* _Description of the task_: Give back every record word for word, keeping the pictures out.

(Dataset rows describing interfaces)
#####
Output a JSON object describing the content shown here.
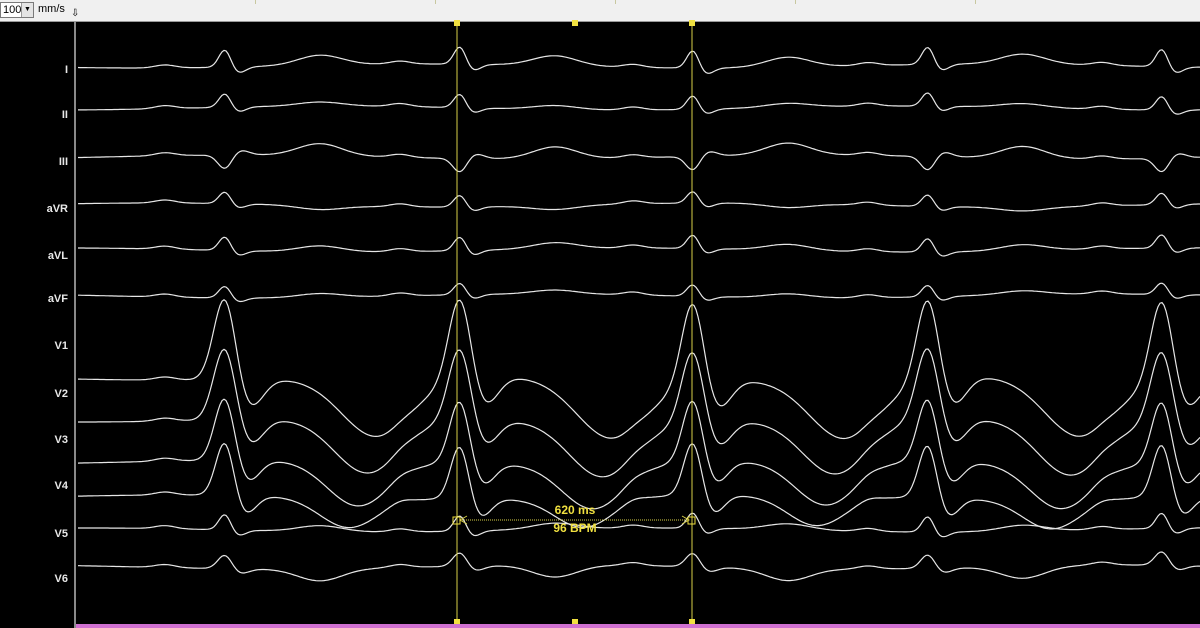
{
  "toolbar": {
    "speed_value": "100",
    "speed_unit": "mm/s",
    "dropdown_glyph": "▼",
    "cursor_glyph": "⇩"
  },
  "leads": [
    "I",
    "II",
    "III",
    "aVR",
    "aVL",
    "aVF",
    "V1",
    "V2",
    "V3",
    "V4",
    "V5",
    "V6"
  ],
  "measurement": {
    "interval": "620 ms",
    "rate": "96 BPM"
  },
  "colors": {
    "trace": "#e6e6e6",
    "caliper": "#d8d048",
    "caliper_text": "#f0e040",
    "background": "#000000"
  }
}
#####
* _Finished task_:
Output a JSON object describing the content shown here.
{
  "toolbar": {
    "speed_value": "100",
    "speed_unit": "mm/s",
    "dropdown_glyph": "▼",
    "cursor_glyph": "⇩"
  },
  "leads": [
    "I",
    "II",
    "III",
    "aVR",
    "aVL",
    "aVF",
    "V1",
    "V2",
    "V3",
    "V4",
    "V5",
    "V6"
  ],
  "measurement": {
    "interval": "620 ms",
    "rate": "96 BPM"
  },
  "colors": {
    "trace": "#e6e6e6",
    "caliper": "#d8d048",
    "caliper_text": "#f0e040",
    "background": "#000000"
  }
}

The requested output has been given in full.